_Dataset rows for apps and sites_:
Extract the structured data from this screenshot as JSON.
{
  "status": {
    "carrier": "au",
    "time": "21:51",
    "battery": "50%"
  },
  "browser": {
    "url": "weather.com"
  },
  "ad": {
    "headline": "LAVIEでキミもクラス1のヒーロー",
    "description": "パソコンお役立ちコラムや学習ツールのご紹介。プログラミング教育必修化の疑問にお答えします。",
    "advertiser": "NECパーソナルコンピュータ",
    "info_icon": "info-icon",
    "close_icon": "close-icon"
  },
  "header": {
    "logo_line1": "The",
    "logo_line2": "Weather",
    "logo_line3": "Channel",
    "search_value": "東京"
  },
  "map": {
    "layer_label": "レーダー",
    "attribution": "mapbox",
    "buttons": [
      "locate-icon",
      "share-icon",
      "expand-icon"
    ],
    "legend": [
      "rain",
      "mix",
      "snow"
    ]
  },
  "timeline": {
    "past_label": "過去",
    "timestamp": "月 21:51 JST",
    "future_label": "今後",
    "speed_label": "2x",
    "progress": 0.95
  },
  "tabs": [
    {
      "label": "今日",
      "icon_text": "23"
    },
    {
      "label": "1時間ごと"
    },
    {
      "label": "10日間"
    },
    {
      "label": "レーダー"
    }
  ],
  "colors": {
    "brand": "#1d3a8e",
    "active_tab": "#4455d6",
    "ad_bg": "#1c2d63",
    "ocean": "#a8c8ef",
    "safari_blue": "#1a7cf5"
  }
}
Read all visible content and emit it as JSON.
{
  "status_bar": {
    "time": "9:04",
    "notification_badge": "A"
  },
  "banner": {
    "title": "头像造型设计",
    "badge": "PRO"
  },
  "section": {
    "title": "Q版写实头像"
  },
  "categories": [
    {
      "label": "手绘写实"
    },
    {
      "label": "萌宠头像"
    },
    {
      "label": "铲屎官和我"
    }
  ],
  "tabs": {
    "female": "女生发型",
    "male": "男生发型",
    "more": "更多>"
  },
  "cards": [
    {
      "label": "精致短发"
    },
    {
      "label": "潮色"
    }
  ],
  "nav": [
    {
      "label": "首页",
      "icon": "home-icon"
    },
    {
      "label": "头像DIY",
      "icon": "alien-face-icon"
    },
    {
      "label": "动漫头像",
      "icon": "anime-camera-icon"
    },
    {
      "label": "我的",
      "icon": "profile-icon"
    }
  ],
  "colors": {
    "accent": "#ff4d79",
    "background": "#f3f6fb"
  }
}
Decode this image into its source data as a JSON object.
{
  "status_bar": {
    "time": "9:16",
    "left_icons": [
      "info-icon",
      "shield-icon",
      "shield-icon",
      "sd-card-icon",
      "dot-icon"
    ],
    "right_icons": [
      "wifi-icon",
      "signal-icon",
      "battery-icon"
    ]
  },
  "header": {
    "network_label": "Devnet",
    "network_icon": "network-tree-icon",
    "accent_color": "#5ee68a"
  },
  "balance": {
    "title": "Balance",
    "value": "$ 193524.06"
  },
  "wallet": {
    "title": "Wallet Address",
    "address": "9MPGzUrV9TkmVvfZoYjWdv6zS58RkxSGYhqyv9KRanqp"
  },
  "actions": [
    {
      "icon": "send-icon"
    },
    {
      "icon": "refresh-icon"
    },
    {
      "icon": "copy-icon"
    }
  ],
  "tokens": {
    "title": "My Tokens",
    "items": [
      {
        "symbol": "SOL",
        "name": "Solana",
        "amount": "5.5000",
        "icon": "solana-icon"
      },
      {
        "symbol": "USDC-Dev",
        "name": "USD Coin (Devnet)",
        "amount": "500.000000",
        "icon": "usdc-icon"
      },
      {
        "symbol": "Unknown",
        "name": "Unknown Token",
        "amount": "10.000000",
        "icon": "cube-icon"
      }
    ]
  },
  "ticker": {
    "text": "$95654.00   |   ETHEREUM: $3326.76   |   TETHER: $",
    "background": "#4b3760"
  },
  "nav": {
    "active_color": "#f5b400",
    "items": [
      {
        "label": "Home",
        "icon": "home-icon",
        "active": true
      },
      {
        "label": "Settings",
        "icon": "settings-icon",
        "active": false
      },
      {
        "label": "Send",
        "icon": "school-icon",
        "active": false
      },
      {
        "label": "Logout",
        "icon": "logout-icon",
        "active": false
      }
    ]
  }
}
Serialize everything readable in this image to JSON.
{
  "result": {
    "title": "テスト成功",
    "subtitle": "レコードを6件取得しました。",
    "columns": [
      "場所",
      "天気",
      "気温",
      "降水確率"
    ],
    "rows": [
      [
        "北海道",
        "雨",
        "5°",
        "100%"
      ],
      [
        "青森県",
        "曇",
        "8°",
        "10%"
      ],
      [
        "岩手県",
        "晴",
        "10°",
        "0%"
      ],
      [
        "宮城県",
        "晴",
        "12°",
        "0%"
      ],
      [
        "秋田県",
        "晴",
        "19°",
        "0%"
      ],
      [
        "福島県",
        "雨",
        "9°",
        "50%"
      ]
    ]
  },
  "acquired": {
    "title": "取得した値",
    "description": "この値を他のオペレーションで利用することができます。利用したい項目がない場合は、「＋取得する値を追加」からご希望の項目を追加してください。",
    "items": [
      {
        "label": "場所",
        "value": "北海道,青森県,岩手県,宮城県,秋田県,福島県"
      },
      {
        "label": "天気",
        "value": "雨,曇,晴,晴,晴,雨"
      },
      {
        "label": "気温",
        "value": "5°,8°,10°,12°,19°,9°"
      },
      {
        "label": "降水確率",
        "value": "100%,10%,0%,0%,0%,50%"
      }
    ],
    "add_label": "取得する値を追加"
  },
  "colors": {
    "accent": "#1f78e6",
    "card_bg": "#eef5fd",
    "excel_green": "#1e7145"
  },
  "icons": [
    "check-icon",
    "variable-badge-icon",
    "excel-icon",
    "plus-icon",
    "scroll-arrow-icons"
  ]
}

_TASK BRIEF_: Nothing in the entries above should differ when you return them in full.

_WRITTEN RESPONSE_:
Extract the structured data from this screenshot as JSON.
{
  "status": {
    "carrier": "au",
    "time": "21:51",
    "battery": "50%"
  },
  "browser": {
    "url": "weather.com"
  },
  "ad": {
    "headline": "LAVIEでキミもクラス1のヒーロー",
    "description": "パソコンお役立ちコラムや学習ツールのご紹介。プログラミング教育必修化の疑問にお答えします。",
    "advertiser": "NECパーソナルコンピュータ",
    "info_icon": "info-icon",
    "close_icon": "close-icon"
  },
  "header": {
    "logo_line1": "The",
    "logo_line2": "Weather",
    "logo_line3": "Channel",
    "search_value": "東京"
  },
  "map": {
    "layer_label": "レーダー",
    "attribution": "mapbox",
    "buttons": [
      "locate-icon",
      "share-icon",
      "expand-icon"
    ],
    "legend": [
      "rain",
      "mix",
      "snow"
    ]
  },
  "timeline": {
    "past_label": "過去",
    "timestamp": "月 21:51 JST",
    "future_label": "今後",
    "speed_label": "2x",
    "progress": 0.95
  },
  "tabs": [
    {
      "label": "今日",
      "icon_text": "23"
    },
    {
      "label": "1時間ごと"
    },
    {
      "label": "10日間"
    },
    {
      "label": "レーダー"
    }
  ],
  "colors": {
    "brand": "#1d3a8e",
    "active_tab": "#4455d6",
    "ad_bg": "#1c2d63",
    "ocean": "#a8c8ef",
    "safari_blue": "#1a7cf5"
  }
}
Read all visible content and emit it as JSON.
{
  "status_bar": {
    "time": "9:04",
    "notification_badge": "A"
  },
  "banner": {
    "title": "头像造型设计",
    "badge": "PRO"
  },
  "section": {
    "title": "Q版写实头像"
  },
  "categories": [
    {
      "label": "手绘写实"
    },
    {
      "label": "萌宠头像"
    },
    {
      "label": "铲屎官和我"
    }
  ],
  "tabs": {
    "female": "女生发型",
    "male": "男生发型",
    "more": "更多>"
  },
  "cards": [
    {
      "label": "精致短发"
    },
    {
      "label": "潮色"
    }
  ],
  "nav": [
    {
      "label": "首页",
      "icon": "home-icon"
    },
    {
      "label": "头像DIY",
      "icon": "alien-face-icon"
    },
    {
      "label": "动漫头像",
      "icon": "anime-camera-icon"
    },
    {
      "label": "我的",
      "icon": "profile-icon"
    }
  ],
  "colors": {
    "accent": "#ff4d79",
    "background": "#f3f6fb"
  }
}
Decode this image into its source data as a JSON object.
{
  "status_bar": {
    "time": "9:16",
    "left_icons": [
      "info-icon",
      "shield-icon",
      "shield-icon",
      "sd-card-icon",
      "dot-icon"
    ],
    "right_icons": [
      "wifi-icon",
      "signal-icon",
      "battery-icon"
    ]
  },
  "header": {
    "network_label": "Devnet",
    "network_icon": "network-tree-icon",
    "accent_color": "#5ee68a"
  },
  "balance": {
    "title": "Balance",
    "value": "$ 193524.06"
  },
  "wallet": {
    "title": "Wallet Address",
    "address": "9MPGzUrV9TkmVvfZoYjWdv6zS58RkxSGYhqyv9KRanqp"
  },
  "actions": [
    {
      "icon": "send-icon"
    },
    {
      "icon": "refresh-icon"
    },
    {
      "icon": "copy-icon"
    }
  ],
  "tokens": {
    "title": "My Tokens",
    "items": [
      {
        "symbol": "SOL",
        "name": "Solana",
        "amount": "5.5000",
        "icon": "solana-icon"
      },
      {
        "symbol": "USDC-Dev",
        "name": "USD Coin (Devnet)",
        "amount": "500.000000",
        "icon": "usdc-icon"
      },
      {
        "symbol": "Unknown",
        "name": "Unknown Token",
        "amount": "10.000000",
        "icon": "cube-icon"
      }
    ]
  },
  "ticker": {
    "text": "$95654.00   |   ETHEREUM: $3326.76   |   TETHER: $",
    "background": "#4b3760"
  },
  "nav": {
    "active_color": "#f5b400",
    "items": [
      {
        "label": "Home",
        "icon": "home-icon",
        "active": true
      },
      {
        "label": "Settings",
        "icon": "settings-icon",
        "active": false
      },
      {
        "label": "Send",
        "icon": "school-icon",
        "active": false
      },
      {
        "label": "Logout",
        "icon": "logout-icon",
        "active": false
      }
    ]
  }
}
Serialize everything readable in this image to JSON.
{
  "result": {
    "title": "テスト成功",
    "subtitle": "レコードを6件取得しました。",
    "columns": [
      "場所",
      "天気",
      "気温",
      "降水確率"
    ],
    "rows": [
      [
        "北海道",
        "雨",
        "5°",
        "100%"
      ],
      [
        "青森県",
        "曇",
        "8°",
        "10%"
      ],
      [
        "岩手県",
        "晴",
        "10°",
        "0%"
      ],
      [
        "宮城県",
        "晴",
        "12°",
        "0%"
      ],
      [
        "秋田県",
        "晴",
        "19°",
        "0%"
      ],
      [
        "福島県",
        "雨",
        "9°",
        "50%"
      ]
    ]
  },
  "acquired": {
    "title": "取得した値",
    "description": "この値を他のオペレーションで利用することができます。利用したい項目がない場合は、「＋取得する値を追加」からご希望の項目を追加してください。",
    "items": [
      {
        "label": "場所",
        "value": "北海道,青森県,岩手県,宮城県,秋田県,福島県"
      },
      {
        "label": "天気",
        "value": "雨,曇,晴,晴,晴,雨"
      },
      {
        "label": "気温",
        "value": "5°,8°,10°,12°,19°,9°"
      },
      {
        "label": "降水確率",
        "value": "100%,10%,0%,0%,0%,50%"
      }
    ],
    "add_label": "取得する値を追加"
  },
  "colors": {
    "accent": "#1f78e6",
    "card_bg": "#eef5fd",
    "excel_green": "#1e7145"
  },
  "icons": [
    "check-icon",
    "variable-badge-icon",
    "excel-icon",
    "plus-icon",
    "scroll-arrow-icons"
  ]
}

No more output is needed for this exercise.